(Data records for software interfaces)
- - -

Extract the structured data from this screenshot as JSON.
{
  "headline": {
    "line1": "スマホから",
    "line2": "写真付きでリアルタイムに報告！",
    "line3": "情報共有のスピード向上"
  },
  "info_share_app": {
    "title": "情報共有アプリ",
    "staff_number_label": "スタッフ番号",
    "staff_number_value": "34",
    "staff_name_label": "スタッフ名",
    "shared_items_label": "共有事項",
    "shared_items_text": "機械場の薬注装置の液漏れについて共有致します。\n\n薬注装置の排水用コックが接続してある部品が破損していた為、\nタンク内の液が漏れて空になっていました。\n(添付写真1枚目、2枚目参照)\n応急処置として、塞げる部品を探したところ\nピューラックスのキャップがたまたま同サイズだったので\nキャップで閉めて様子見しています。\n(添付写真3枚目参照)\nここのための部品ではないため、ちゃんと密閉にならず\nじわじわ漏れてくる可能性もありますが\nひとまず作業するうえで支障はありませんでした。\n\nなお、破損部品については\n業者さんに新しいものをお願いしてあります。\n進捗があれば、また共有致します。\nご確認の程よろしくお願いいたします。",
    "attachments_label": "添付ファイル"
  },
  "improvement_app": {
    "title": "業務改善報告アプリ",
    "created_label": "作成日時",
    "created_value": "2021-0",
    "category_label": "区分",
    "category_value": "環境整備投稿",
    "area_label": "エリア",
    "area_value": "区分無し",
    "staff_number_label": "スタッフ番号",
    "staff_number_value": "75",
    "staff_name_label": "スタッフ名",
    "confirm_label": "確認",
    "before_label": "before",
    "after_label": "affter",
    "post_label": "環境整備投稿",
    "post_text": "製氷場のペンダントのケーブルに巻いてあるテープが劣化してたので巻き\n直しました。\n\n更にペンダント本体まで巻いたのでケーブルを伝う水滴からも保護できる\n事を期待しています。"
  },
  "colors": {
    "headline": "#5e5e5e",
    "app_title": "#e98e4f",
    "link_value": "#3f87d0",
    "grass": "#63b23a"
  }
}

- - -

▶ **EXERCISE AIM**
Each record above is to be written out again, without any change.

▶ **ANSWER TO THE EXERCISE**
Extract the structured data from this screenshot as JSON.
{
  "headline": {
    "line1": "スマホから",
    "line2": "写真付きでリアルタイムに報告！",
    "line3": "情報共有のスピード向上"
  },
  "info_share_app": {
    "title": "情報共有アプリ",
    "staff_number_label": "スタッフ番号",
    "staff_number_value": "34",
    "staff_name_label": "スタッフ名",
    "shared_items_label": "共有事項",
    "shared_items_text": "機械場の薬注装置の液漏れについて共有致します。\n\n薬注装置の排水用コックが接続してある部品が破損していた為、\nタンク内の液が漏れて空になっていました。\n(添付写真1枚目、2枚目参照)\n応急処置として、塞げる部品を探したところ\nピューラックスのキャップがたまたま同サイズだったので\nキャップで閉めて様子見しています。\n(添付写真3枚目参照)\nここのための部品ではないため、ちゃんと密閉にならず\nじわじわ漏れてくる可能性もありますが\nひとまず作業するうえで支障はありませんでした。\n\nなお、破損部品については\n業者さんに新しいものをお願いしてあります。\n進捗があれば、また共有致します。\nご確認の程よろしくお願いいたします。",
    "attachments_label": "添付ファイル"
  },
  "improvement_app": {
    "title": "業務改善報告アプリ",
    "created_label": "作成日時",
    "created_value": "2021-0",
    "category_label": "区分",
    "category_value": "環境整備投稿",
    "area_label": "エリア",
    "area_value": "区分無し",
    "staff_number_label": "スタッフ番号",
    "staff_number_value": "75",
    "staff_name_label": "スタッフ名",
    "confirm_label": "確認",
    "before_label": "before",
    "after_label": "affter",
    "post_label": "環境整備投稿",
    "post_text": "製氷場のペンダントのケーブルに巻いてあるテープが劣化してたので巻き\n直しました。\n\n更にペンダント本体まで巻いたのでケーブルを伝う水滴からも保護できる\n事を期待しています。"
  },
  "colors": {
    "headline": "#5e5e5e",
    "app_title": "#e98e4f",
    "link_value": "#3f87d0",
    "grass": "#63b23a"
  }
}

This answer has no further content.